Your students will learn to engage in and create natural conversations through prompted conversation simulation. Students make choices and have the freedom to select topics, responses, order of turns, and how long the conversation should last for each topic. Hundreds of conversation topics and prompts are included. Each can be inserted into a conversation as is or edited to reflect personal expression and preference. All topics and prompts (even edited ones) are read aloud when tapped using the iPad’s internal speech engine.

First the user chooses from three options to start the conversation:
•Talk About Me
•Ask Someone a Question
•Choose a Conversation Topic

Additional choices show the student the logic of conversation and a list of options. For example, if a student chooses Talk About Me, he selects from options like these:
•Today, I…
•I'm going to see…
•I have something unusual to tell you.
•I have an idea.
•I saw…
•I need to...
•I'm planning to…

Other options lead the student to make a comment, ask a question, or change the conversational topic. The student chooses what to add or how to respond. Each partner takes a conversation turn by tapping the button with her name on it. You can take a picture of a student to display as a prompt when it’s her turn, and a partner can take several turns in succession.

Conversations are automatically saved and dated, and can be recalled, edited, and emailed as a text file. The student can use the script
created to practice the conversation with another partner later.

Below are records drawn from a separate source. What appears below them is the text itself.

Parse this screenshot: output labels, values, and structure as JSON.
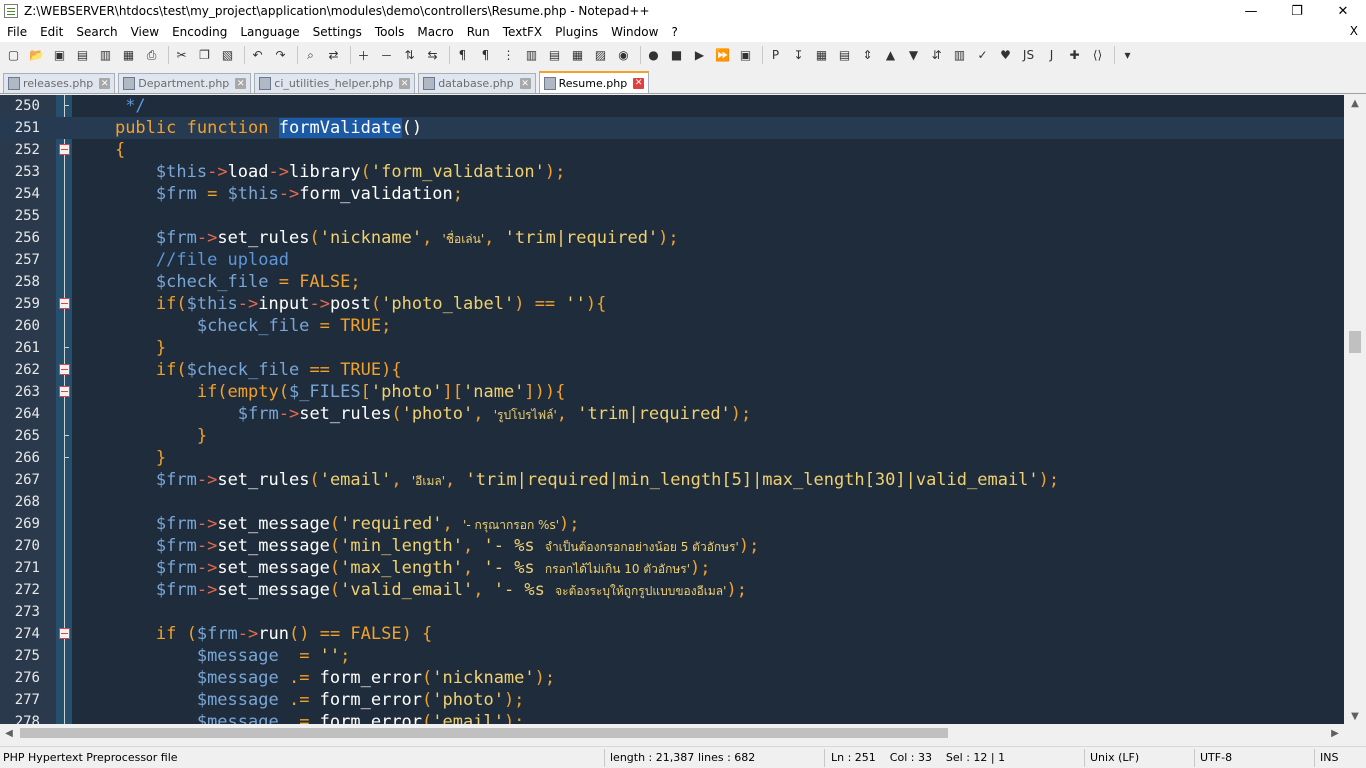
{
  "window": {
    "title": "Z:\\WEBSERVER\\htdocs\\test\\my_project\\application\\modules\\demo\\controllers\\Resume.php - Notepad++",
    "minimize": "—",
    "maximize": "❐",
    "close": "✕"
  },
  "menu": {
    "items": [
      "File",
      "Edit",
      "Search",
      "View",
      "Encoding",
      "Language",
      "Settings",
      "Tools",
      "Macro",
      "Run",
      "TextFX",
      "Plugins",
      "Window",
      "?"
    ],
    "close": "X"
  },
  "toolbar": {
    "icons": [
      "new-file-icon",
      "open-file-icon",
      "save-icon",
      "save-all-icon",
      "close-icon",
      "close-all-icon",
      "print-icon",
      "cut-icon",
      "copy-icon",
      "paste-icon",
      "undo-icon",
      "redo-icon",
      "find-icon",
      "replace-icon",
      "zoom-in-icon",
      "zoom-out-icon",
      "sync-vertical-icon",
      "sync-horizontal-icon",
      "word-wrap-icon",
      "show-all-chars-icon",
      "indent-guide-icon",
      "udl-icon",
      "doc-map-icon",
      "function-list-icon",
      "folder-workspace-icon",
      "monitor-icon",
      "record-macro-icon",
      "stop-record-icon",
      "play-macro-icon",
      "run-macro-multiple-icon",
      "save-macro-icon",
      "php-icon",
      "insert-icon",
      "table-icon",
      "list-icon",
      "sort-icon",
      "up-arrow-icon",
      "down-arrow-icon",
      "compare-icon",
      "split-icon",
      "spell-check-icon",
      "heart-icon",
      "js-icon",
      "json-icon",
      "plugin-icon",
      "xml-icon",
      "dropdown-icon"
    ],
    "glyphs": [
      "▢",
      "📂",
      "▣",
      "▤",
      "▥",
      "▦",
      "⎙",
      "✂",
      "❐",
      "▧",
      "↶",
      "↷",
      "⌕",
      "⇄",
      "＋",
      "－",
      "⇅",
      "⇆",
      "¶",
      "¶",
      "⋮",
      "▥",
      "▤",
      "▦",
      "▨",
      "◉",
      "●",
      "■",
      "▶",
      "⏩",
      "▣",
      "P",
      "↧",
      "▦",
      "▤",
      "⇕",
      "▲",
      "▼",
      "⇵",
      "▥",
      "✓",
      "♥",
      "JS",
      "J",
      "✚",
      "⟨⟩",
      "▾"
    ]
  },
  "tabs": [
    {
      "label": "releases.php",
      "active": false
    },
    {
      "label": "Department.php",
      "active": false
    },
    {
      "label": "ci_utilities_helper.php",
      "active": false
    },
    {
      "label": "database.php",
      "active": false
    },
    {
      "label": "Resume.php",
      "active": true
    }
  ],
  "tab_close_glyph": "✕",
  "editor": {
    "current_line": 251,
    "lines": [
      {
        "n": "250",
        "fold": "tick",
        "indent": "    ",
        "tokens": [
          [
            "cmt",
            " */"
          ]
        ]
      },
      {
        "n": "251",
        "fold": "none",
        "indent": "    ",
        "tokens": [
          [
            "kw",
            "public"
          ],
          [
            "",
            " "
          ],
          [
            "kw",
            "function"
          ],
          [
            "",
            " "
          ],
          [
            "hl",
            "formValidate"
          ],
          [
            "fn",
            "()"
          ]
        ]
      },
      {
        "n": "252",
        "fold": "box",
        "indent": "    ",
        "tokens": [
          [
            "kw",
            "{"
          ]
        ]
      },
      {
        "n": "253",
        "fold": "none",
        "indent": "        ",
        "tokens": [
          [
            "var",
            "$this"
          ],
          [
            "op",
            "->"
          ],
          [
            "fn",
            "load"
          ],
          [
            "op",
            "->"
          ],
          [
            "fn",
            "library"
          ],
          [
            "kw",
            "("
          ],
          [
            "str",
            "'form_validation'"
          ],
          [
            "kw",
            ");"
          ]
        ]
      },
      {
        "n": "254",
        "fold": "none",
        "indent": "        ",
        "tokens": [
          [
            "var",
            "$frm"
          ],
          [
            "kw",
            " = "
          ],
          [
            "var",
            "$this"
          ],
          [
            "op",
            "->"
          ],
          [
            "fn",
            "form_validation"
          ],
          [
            "kw",
            ";"
          ]
        ]
      },
      {
        "n": "255",
        "fold": "none",
        "indent": "",
        "tokens": []
      },
      {
        "n": "256",
        "fold": "none",
        "indent": "        ",
        "tokens": [
          [
            "var",
            "$frm"
          ],
          [
            "op",
            "->"
          ],
          [
            "fn",
            "set_rules"
          ],
          [
            "kw",
            "("
          ],
          [
            "str",
            "'nickname'"
          ],
          [
            "kw",
            ", "
          ],
          [
            "str thai",
            "'ชื่อเล่น'"
          ],
          [
            "kw",
            ", "
          ],
          [
            "str",
            "'trim|required'"
          ],
          [
            "kw",
            ");"
          ]
        ]
      },
      {
        "n": "257",
        "fold": "none",
        "indent": "        ",
        "tokens": [
          [
            "cmt",
            "//file upload"
          ]
        ]
      },
      {
        "n": "258",
        "fold": "none",
        "indent": "        ",
        "tokens": [
          [
            "var",
            "$check_file"
          ],
          [
            "kw",
            " = FALSE;"
          ]
        ]
      },
      {
        "n": "259",
        "fold": "box",
        "indent": "        ",
        "tokens": [
          [
            "kw",
            "if("
          ],
          [
            "var",
            "$this"
          ],
          [
            "op",
            "->"
          ],
          [
            "fn",
            "input"
          ],
          [
            "op",
            "->"
          ],
          [
            "fn",
            "post"
          ],
          [
            "kw",
            "("
          ],
          [
            "str",
            "'photo_label'"
          ],
          [
            "kw",
            ") == "
          ],
          [
            "str",
            "''"
          ],
          [
            "kw",
            "){"
          ]
        ]
      },
      {
        "n": "260",
        "fold": "none",
        "indent": "            ",
        "tokens": [
          [
            "var",
            "$check_file"
          ],
          [
            "kw",
            " = TRUE;"
          ]
        ]
      },
      {
        "n": "261",
        "fold": "tick",
        "indent": "        ",
        "tokens": [
          [
            "kw",
            "}"
          ]
        ]
      },
      {
        "n": "262",
        "fold": "box",
        "indent": "        ",
        "tokens": [
          [
            "kw",
            "if("
          ],
          [
            "var",
            "$check_file"
          ],
          [
            "kw",
            " == TRUE){"
          ]
        ]
      },
      {
        "n": "263",
        "fold": "box",
        "indent": "            ",
        "tokens": [
          [
            "kw",
            "if(empty("
          ],
          [
            "var",
            "$_FILES"
          ],
          [
            "kw",
            "["
          ],
          [
            "str",
            "'photo'"
          ],
          [
            "kw",
            "]["
          ],
          [
            "str",
            "'name'"
          ],
          [
            "kw",
            "])){"
          ]
        ]
      },
      {
        "n": "264",
        "fold": "none",
        "indent": "                ",
        "tokens": [
          [
            "var",
            "$frm"
          ],
          [
            "op",
            "->"
          ],
          [
            "fn",
            "set_rules"
          ],
          [
            "kw",
            "("
          ],
          [
            "str",
            "'photo'"
          ],
          [
            "kw",
            ", "
          ],
          [
            "str thai",
            "'รูปโปรไฟล์'"
          ],
          [
            "kw",
            ", "
          ],
          [
            "str",
            "'trim|required'"
          ],
          [
            "kw",
            ");"
          ]
        ]
      },
      {
        "n": "265",
        "fold": "tick",
        "indent": "            ",
        "tokens": [
          [
            "kw",
            "}"
          ]
        ]
      },
      {
        "n": "266",
        "fold": "tick",
        "indent": "        ",
        "tokens": [
          [
            "kw",
            "}"
          ]
        ]
      },
      {
        "n": "267",
        "fold": "none",
        "indent": "        ",
        "tokens": [
          [
            "var",
            "$frm"
          ],
          [
            "op",
            "->"
          ],
          [
            "fn",
            "set_rules"
          ],
          [
            "kw",
            "("
          ],
          [
            "str",
            "'email'"
          ],
          [
            "kw",
            ", "
          ],
          [
            "str thai",
            "'อีเมล'"
          ],
          [
            "kw",
            ", "
          ],
          [
            "str",
            "'trim|required|min_length[5]|max_length[30]|valid_email'"
          ],
          [
            "kw",
            ");"
          ]
        ]
      },
      {
        "n": "268",
        "fold": "none",
        "indent": "",
        "tokens": []
      },
      {
        "n": "269",
        "fold": "none",
        "indent": "        ",
        "tokens": [
          [
            "var",
            "$frm"
          ],
          [
            "op",
            "->"
          ],
          [
            "fn",
            "set_message"
          ],
          [
            "kw",
            "("
          ],
          [
            "str",
            "'required'"
          ],
          [
            "kw",
            ", "
          ],
          [
            "str thai",
            "'- กรุณากรอก %s'"
          ],
          [
            "kw",
            ");"
          ]
        ]
      },
      {
        "n": "270",
        "fold": "none",
        "indent": "        ",
        "tokens": [
          [
            "var",
            "$frm"
          ],
          [
            "op",
            "->"
          ],
          [
            "fn",
            "set_message"
          ],
          [
            "kw",
            "("
          ],
          [
            "str",
            "'min_length'"
          ],
          [
            "kw",
            ", "
          ],
          [
            "str",
            "'- %s "
          ],
          [
            "str thai",
            "จำเป็นต้องกรอกอย่างน้อย 5 ตัวอักษร'"
          ],
          [
            "kw",
            ");"
          ]
        ]
      },
      {
        "n": "271",
        "fold": "none",
        "indent": "        ",
        "tokens": [
          [
            "var",
            "$frm"
          ],
          [
            "op",
            "->"
          ],
          [
            "fn",
            "set_message"
          ],
          [
            "kw",
            "("
          ],
          [
            "str",
            "'max_length'"
          ],
          [
            "kw",
            ", "
          ],
          [
            "str",
            "'- %s "
          ],
          [
            "str thai",
            "กรอกได้ไม่เกิน 10 ตัวอักษร'"
          ],
          [
            "kw",
            ");"
          ]
        ]
      },
      {
        "n": "272",
        "fold": "none",
        "indent": "        ",
        "tokens": [
          [
            "var",
            "$frm"
          ],
          [
            "op",
            "->"
          ],
          [
            "fn",
            "set_message"
          ],
          [
            "kw",
            "("
          ],
          [
            "str",
            "'valid_email'"
          ],
          [
            "kw",
            ", "
          ],
          [
            "str",
            "'- %s "
          ],
          [
            "str thai",
            "จะต้องระบุให้ถูกรูปแบบของอีเมล'"
          ],
          [
            "kw",
            ");"
          ]
        ]
      },
      {
        "n": "273",
        "fold": "none",
        "indent": "",
        "tokens": []
      },
      {
        "n": "274",
        "fold": "box",
        "indent": "        ",
        "tokens": [
          [
            "kw",
            "if ("
          ],
          [
            "var",
            "$frm"
          ],
          [
            "op",
            "->"
          ],
          [
            "fn",
            "run"
          ],
          [
            "kw",
            "() == FALSE) {"
          ]
        ]
      },
      {
        "n": "275",
        "fold": "none",
        "indent": "            ",
        "tokens": [
          [
            "var",
            "$message"
          ],
          [
            "kw",
            "  = "
          ],
          [
            "str",
            "''"
          ],
          [
            "kw",
            ";"
          ]
        ]
      },
      {
        "n": "276",
        "fold": "none",
        "indent": "            ",
        "tokens": [
          [
            "var",
            "$message"
          ],
          [
            "kw",
            " .= "
          ],
          [
            "fn",
            "form_error"
          ],
          [
            "kw",
            "("
          ],
          [
            "str",
            "'nickname'"
          ],
          [
            "kw",
            ");"
          ]
        ]
      },
      {
        "n": "277",
        "fold": "none",
        "indent": "            ",
        "tokens": [
          [
            "var",
            "$message"
          ],
          [
            "kw",
            " .= "
          ],
          [
            "fn",
            "form_error"
          ],
          [
            "kw",
            "("
          ],
          [
            "str",
            "'photo'"
          ],
          [
            "kw",
            ");"
          ]
        ]
      },
      {
        "n": "278",
        "fold": "none",
        "indent": "            ",
        "tokens": [
          [
            "var",
            "$message"
          ],
          [
            "kw",
            " .= "
          ],
          [
            "fn",
            "form_error"
          ],
          [
            "kw",
            "("
          ],
          [
            "str",
            "'email'"
          ],
          [
            "kw",
            ");"
          ]
        ]
      }
    ]
  },
  "scroll": {
    "up": "▲",
    "down": "▼",
    "left": "◀",
    "right": "▶"
  },
  "status": {
    "file_type": "PHP Hypertext Preprocessor file",
    "length": "length : 21,387",
    "lines": "lines : 682",
    "position": "Ln : 251    Col : 33    Sel : 12 | 1",
    "eol": "Unix (LF)",
    "encoding": "UTF-8",
    "mode": "INS"
  },
  "colors": {
    "editor_bg": "#1e2c3c",
    "keyword": "#f2a12a",
    "variable": "#7aa6d6",
    "string": "#f0d070",
    "comment": "#5d97d9",
    "operator": "#e86a4a",
    "selection": "#1c5aa6"
  }
}
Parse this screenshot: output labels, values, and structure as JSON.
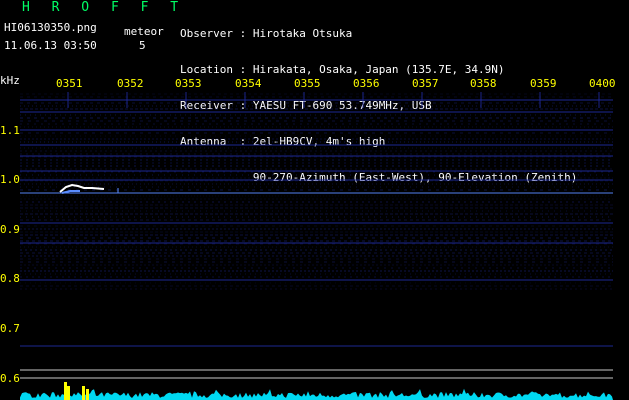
{
  "header": {
    "app_title": "H R O F F T",
    "filename": "HI06130350.png",
    "datetime": "11.06.13 03:50",
    "meteor_label": "meteor",
    "meteor_count": "5"
  },
  "station": {
    "rows": [
      {
        "label": "Observer ",
        "value": "Hirotaka Otsuka"
      },
      {
        "label": "Location ",
        "value": "Hirakata, Osaka, Japan (135.7E, 34.9N)"
      },
      {
        "label": "Receiver ",
        "value": "YAESU FT-690 53.749MHz, USB"
      },
      {
        "label": "Antenna  ",
        "value": "2el-HB9CV, 4m's high"
      },
      {
        "label": "         ",
        "value": "90-270-Azimuth (East-West), 90-Elevation (Zenith)"
      }
    ]
  },
  "plot": {
    "unit_label": "kHz",
    "time_ticks": [
      "0351",
      "0352",
      "0353",
      "0354",
      "0355",
      "0356",
      "0357",
      "0358",
      "0359",
      "0400"
    ],
    "freq_ticks": [
      "1.1",
      "1.0",
      "0.9",
      "0.8",
      "0.7",
      "0.6"
    ],
    "colors": {
      "background": "#000000",
      "grid": "#1e2a9a",
      "signal": "#5a8cff",
      "echo": "#ffffff",
      "noise_floor": "#00e5ff",
      "meteor_peak": "#ffff00",
      "reference_line": "#c8c8c8"
    }
  }
}
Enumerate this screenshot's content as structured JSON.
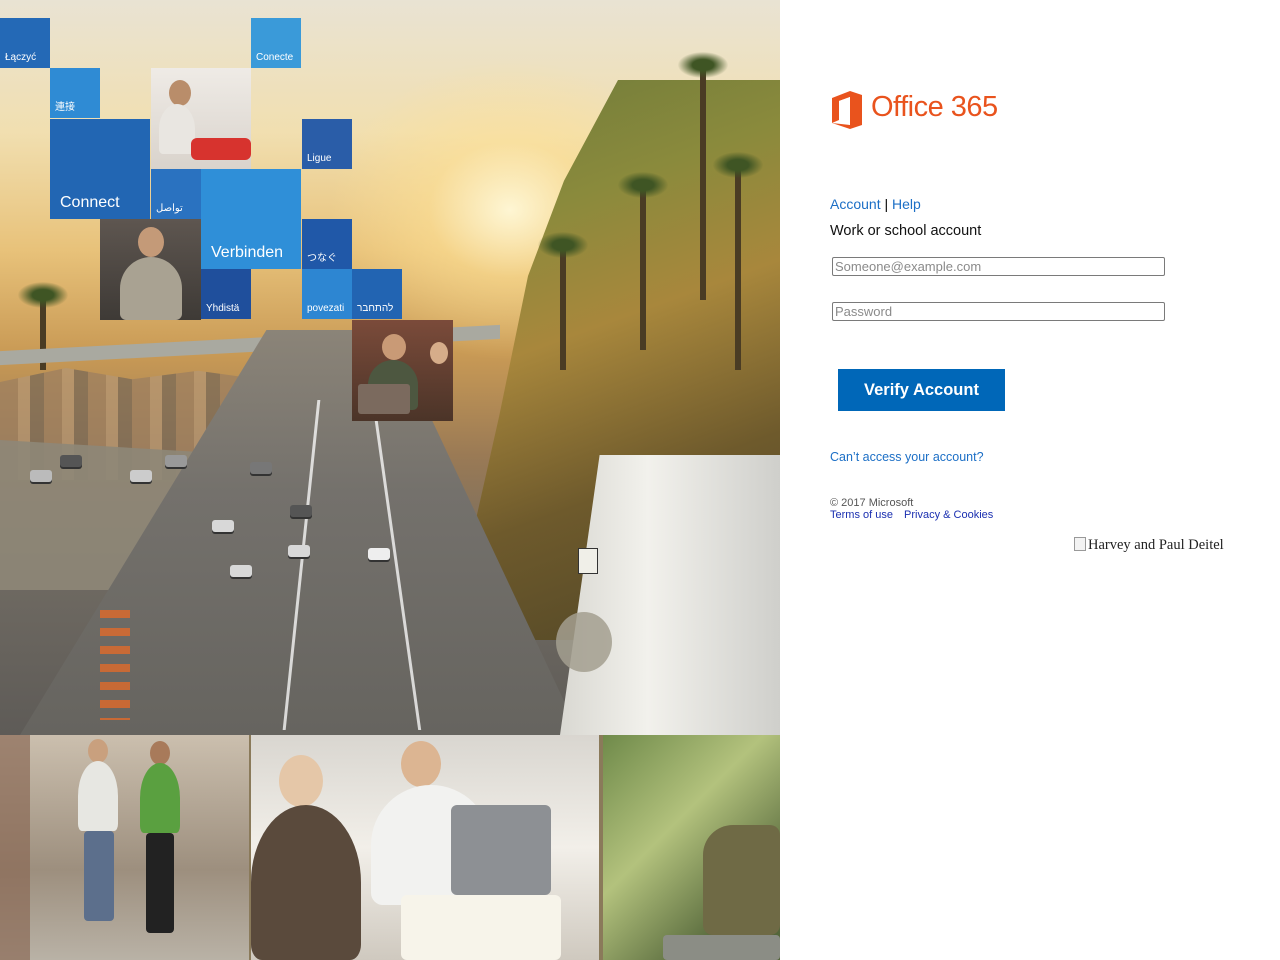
{
  "brand": {
    "logo_text": "Office 365",
    "logo_color": "#e9531d"
  },
  "hero": {
    "tiles": [
      {
        "label": "Łączyć"
      },
      {
        "label": "Conecte"
      },
      {
        "label": "連接"
      },
      {
        "label": "Ligue"
      },
      {
        "label": "Connect"
      },
      {
        "label": "تواصل"
      },
      {
        "label": "Verbinden"
      },
      {
        "label": "つなぐ"
      },
      {
        "label": "Yhdistä"
      },
      {
        "label": "povezati"
      },
      {
        "label": "להתחבר"
      }
    ]
  },
  "nav": {
    "account": "Account",
    "separator": "|",
    "help": "Help"
  },
  "form": {
    "subtitle": "Work or school account",
    "email_placeholder": "Someone@example.com",
    "password_placeholder": "Password",
    "submit_label": "Verify Account",
    "cant_access": "Can’t access your account?"
  },
  "footer": {
    "copyright": "© 2017 Microsoft",
    "terms": "Terms of use",
    "privacy": "Privacy & Cookies"
  },
  "broken_image": {
    "alt": "Harvey and Paul Deitel"
  },
  "colors": {
    "accent": "#0067b8",
    "link": "#1c6fc6",
    "tile_blue": "#2b78c8",
    "tile_dark": "#1d4f9a"
  }
}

The author of this app, Larry I. Kleiman, M.A., CCC-SLP, has both a keen interest and extensive experience in improving communication skills of individuals of all ages and abilities. He’s a private practitioner in southern California and specializes in serving individuals with developmental delays in residential, community, and clinical settings, including program development, consultation, assessment, and therapeutic intervention. In recent years, services have expanded to early intervention and adult neurological disorders (acute and rehabilitative); however, a prime interest for more than 30 years has been individuals with autism spectrum disorders. Larry is the author of the Functional Communication Profile (originally published in 1994), as well as the Functional Communication Profile Revised and the Functional Communication Profile Reporting Software. All are published by LinguiSystems, Inc.